Armstrong and a friend have a name for them: "fauxcializers," the people who are virtual wallflowers compared to their dynamic personalities online.
Twitter can be a goldmine for musicians, who can use it to connect with their fans, send out new tracks through posted links and remind followers of upcoming shows. In Houston and Dallas, however, it remains a largely untapped resource, embraced for the most part only by rappers.
In Dallas, Pete Freedman (@petefreedman), music editor of the Press's sister paper the Dallas Observer, enjoys watching the interaction among local hip-hop scene heads, including Mr. Hit Dat Hoe, which sometimes will run late into the night.
"I love watching the rappers make fun of each other's weight, haircuts and jobs. It's fake beef, with lots of 'LMAO' [laughing my ass off] and 'SMH' [shaking my head], but it's amazing. I don't know how many around-the-clockers there are. There are day-timers, evening tweeters and late-night and even all-nighters," he says.
Soul singer and Dallas native Erykah Badu (@fatbabybella) tweeted nonstop, Freedman says, even while she came under fire for her infamous music video shot in Dealey Plaza. The clip for "Window Seat" featured Badu in slow-motion walking through the area where President Kennedy was shot in 1963, and at the end of the video she stripped nude in front of passersby and tourists on Elm Street and feigned being shot in the head.

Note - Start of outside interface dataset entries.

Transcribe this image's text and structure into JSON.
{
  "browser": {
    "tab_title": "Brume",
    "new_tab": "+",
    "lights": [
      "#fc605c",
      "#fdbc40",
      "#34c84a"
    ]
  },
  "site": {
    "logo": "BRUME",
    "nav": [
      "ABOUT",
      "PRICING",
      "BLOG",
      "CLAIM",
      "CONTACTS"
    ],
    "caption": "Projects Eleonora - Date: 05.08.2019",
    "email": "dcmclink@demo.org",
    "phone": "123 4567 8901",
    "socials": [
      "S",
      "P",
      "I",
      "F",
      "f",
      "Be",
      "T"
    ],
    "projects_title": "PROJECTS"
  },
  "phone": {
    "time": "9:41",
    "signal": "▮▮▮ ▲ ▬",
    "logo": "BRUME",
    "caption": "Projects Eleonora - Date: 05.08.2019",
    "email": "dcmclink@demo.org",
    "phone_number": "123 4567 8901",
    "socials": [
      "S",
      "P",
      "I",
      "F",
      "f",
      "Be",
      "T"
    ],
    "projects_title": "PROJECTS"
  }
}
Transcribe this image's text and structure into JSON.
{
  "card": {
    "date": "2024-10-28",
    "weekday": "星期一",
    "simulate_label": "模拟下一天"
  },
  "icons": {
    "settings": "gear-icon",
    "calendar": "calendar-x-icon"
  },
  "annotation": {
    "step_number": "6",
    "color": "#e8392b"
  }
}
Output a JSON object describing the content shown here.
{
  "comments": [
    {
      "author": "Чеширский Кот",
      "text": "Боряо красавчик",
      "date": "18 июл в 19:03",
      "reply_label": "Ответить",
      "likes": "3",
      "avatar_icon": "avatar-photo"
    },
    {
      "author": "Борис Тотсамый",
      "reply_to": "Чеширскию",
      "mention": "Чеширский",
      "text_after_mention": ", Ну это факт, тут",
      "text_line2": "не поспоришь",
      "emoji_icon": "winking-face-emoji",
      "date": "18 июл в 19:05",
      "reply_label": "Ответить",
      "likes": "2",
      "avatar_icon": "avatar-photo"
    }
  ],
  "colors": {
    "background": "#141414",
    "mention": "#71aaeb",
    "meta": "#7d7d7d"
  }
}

As the controversy swelled around her, she used her Twitter account to field questions about the artistic intent of the video, and she even tweeted about her eventual citation for disorderly conduct at the plaza by saying she was "taking one for the team."
Houston indie hip-hopper Fat Tony(@fattonyrap) has been using Twitter to disseminate his work and art since January 2009. With almost 1,200 followers on the site, his level of fan interaction is high, and he routinely talks back and forth with his followers at a fast clip. Most musicians, especially rock-and-roll guys, shun the transparency of Twitter in lieu of keeping that extra air of mystery between artist and consumer.
"I'd advise up-and-coming indie dudes to go against the grain and put their personality out there...For the average person, even me, if they get to peep your style and your thoughts and really relate to it they'll be more receptive to your music. The beauty of underground music is separating the stardom, and it helps you relate more to an artist as a person."
"Plus indie dudes can still be cryptic and mysterious if they really want, since you only get 140 characters per tweet," he says, chuckling.
Jeremy Osborn (@waysidedrive) of Houston alt-rockers Wayside Drive was at first ambivalent about Twitter as a vehicle for promotion and interaction, but soon saw the value. He echoes Fat Tony's assumption about rock bands having a "twitterphobia."
"Most rock and indie musicians are still stuck in the mind-set of the music industry they grew up in where the bands they loved were always at arm's length. I came from this mentality. Bands usually hold their cards pretty close to the chest, and don't always want to have that type of relationship with their fans. They don't want people to know their little secrets, like how they did this or better ways of doing that. Also, I don't think they fully understand that Twitter is about interaction and not just blindly posting crap that they're promoting."
Osborn and Wayside Drive noticed that just by using Twitter to promote shows and talk directly to fans, they got what Osborn claims to be a "1,071 percent" rise in Web traffic. The increased visibility got the band more gigs in the process, getting their music out to more and more listeners, "saving the world two ears at a time," as the band's site proclaims.
"I think in this new market a very important thing is transparency, and the sharing of ideas and the creative process. We see it in software, we see it in business and we need to see it in music."
A band member can microblog a tour and not just throw out concert dates and Web addresses at randomly scheduled intervals.